Cubs pitching coach Jim Hickey joined 670 The Score’s Mully and Hanley Show — which in this case was actually hosted by Barry Rozner and Joe Ostrowski — Thursday morning to discuss all the things within his purview. Unlike the coachspeak you usually get in this situations, Hickey is more or less an open book. And while that’s great for radio, I often wonder whether the Cubs really like it.
I couldn’t help but imagine the conversation between Hickey and Theo Epstein going a little something like this after the former hung up with The Score:
Bruh, you’ve got to quit being so frank when you’re talking to the media.
Sorry, you must have the wrong number, this is Jim. Jim Hickey.
Yes, Jim, I know who you are. I’m just saying you need to be careful when talking about Yu.
Oh, I didn’t talk about me at all, just our pitchers.
Shoot, I’m sorry, Theo, I keep forgetting that this isn’t Tampa and people actually pay attention to the baseball team.
Apologies to Hickey if my parody portrayal casts him as something of a rube, since that’s not who or what he is at all. But he is pretty transparent when it comes to issues the pitching staff is facing and how they’re trying to work through those things. And while that doesn’t seem like a big deal in and of itself, Hickey gets into some real specifics and tells it all exactly like it is.
That was certainly the case when he talked about Kyle Hendricks, who clearly struggled through much of the first half. His sinker command was uncharacteristically poor, which led to an inordinate number of home runs and blunted the efficacy of his trademark changeup.
He also had trouble with the curve and frequently avoided it because his other pitches weren’t working well enough to allow him to deploy it with confidence. Well, that and the curve was just getting tagged, which is sort of a chicken-and-egg thing. Those problems all vanished last week in San Francisco, when Hendricks again resembled a Cy Young candidate.
“We’ve been wanting to throw [the curve] more, wanting to mix it in, just haven’t really been throwing the other stuff good enough to do that. Today, the fastball command was finally there and it just opened up the rest of the game for me.”
Hendricks also talked about working on his mechanics, though he didn’t get into all the specifics. Hickey, though, shared that the trouble stemmed from the righty “sitting on his back leg,” collapsing too much and getting wild in his delivery as a result. Hickey mentioned that the flaw was causing Hendricks to put too much effort into his motion, which would explain the difficulty locating pitches.
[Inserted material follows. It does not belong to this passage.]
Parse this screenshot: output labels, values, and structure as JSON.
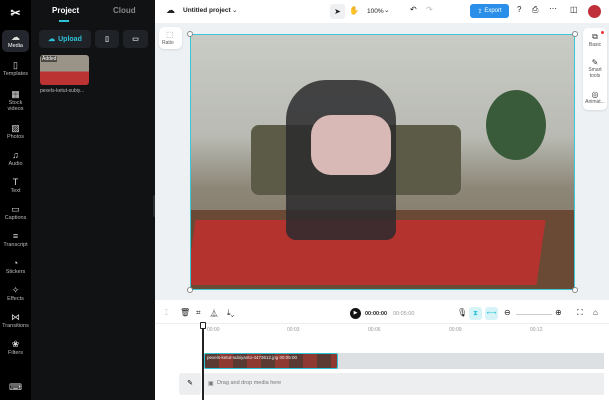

Contrast that with what we saw against the Giants and what we’ve seen from Hendricks when he’s at his best, which is that his body seems as impassive as his expression. He just throws free and easy with what appears to be almost no effort at all. This could just be confirmation bias on my part, but Hendricks did appear to be much more comfortable out there the other night.
Adding to the feel-good story of Hendricks’ superlative start was Jose Quintana following up with an excellent effort of his own. His fastball was on point and his curve dropped in as well as we’ve seen all year, so it was a bit of a surprise when the Cubs opted to skip the lefty’s next turn in the rotation. Pitching Hendricks and Jon Lester over the final weekend of the first half wasn’t a mystery, but keeping Tyler Chatwood’s spot sure was.
And Quintana was named last in the rotation when the Cubs announced their starters for the St. Louis series, meaning he’ll have 11 days between starts. No explanation was given at the time and I threw out there that something might be up with Quintana’s “particular situation,” which is code for either injury or fatigue.
Hickey confirmed that it was a case of the latter and that Q’s left arm was a little tired and simply needed an extended break. That extra time off should allow him to get out there to finish the series with what the Cubs hope is a long outing following Saturday’s double-header.
Given that they’ll play 12 games in 11 days to open the second half, Hickey admitted that a sixth man in the rotation was very likely the first time through and maybe even the next. He cautioned that such a move is not his call, though, so we’ll have to wait and see how that works out.
While we don’t yet know who that sixth man will be — and Hickey did say it could easily be someone “who’s not here yet” — we can rule out Yu Darvish. The Cubs have been somewhat mum on the topic of Darvish’s recovery from a recurrence of the triceps pain that has sidelined him since May 20, but Hickey did say that the righty had been playing long toss at 105 feet prior to the break and that he was in Chicago to work with the team’s trainers this week.
There’s normally a 10-14 day time between playing catch and getting onto the mound, Hickey said, so it’s possible we’ll see Darvish take the bump for a throwing session next week. From there, it’s probably a couple more weeks to work up to a sim game or rehab start. Hickey had said a couple weeks back that the team was hoping for a late-July return for Darvish, but this recent information seems to put mid-August as a more plausible (and still optimistic) target.
Though he didn’t really share anything groundbreaking, Hickey’s candor is always refreshing. He’s not mincing words or talking around questions, he’s just giving you the straight dope. Keep an eye on those mechanical changes he mentioned with Hendricks when you’re watching Thursday’s game. And keep an ear on Hickey in the future as well.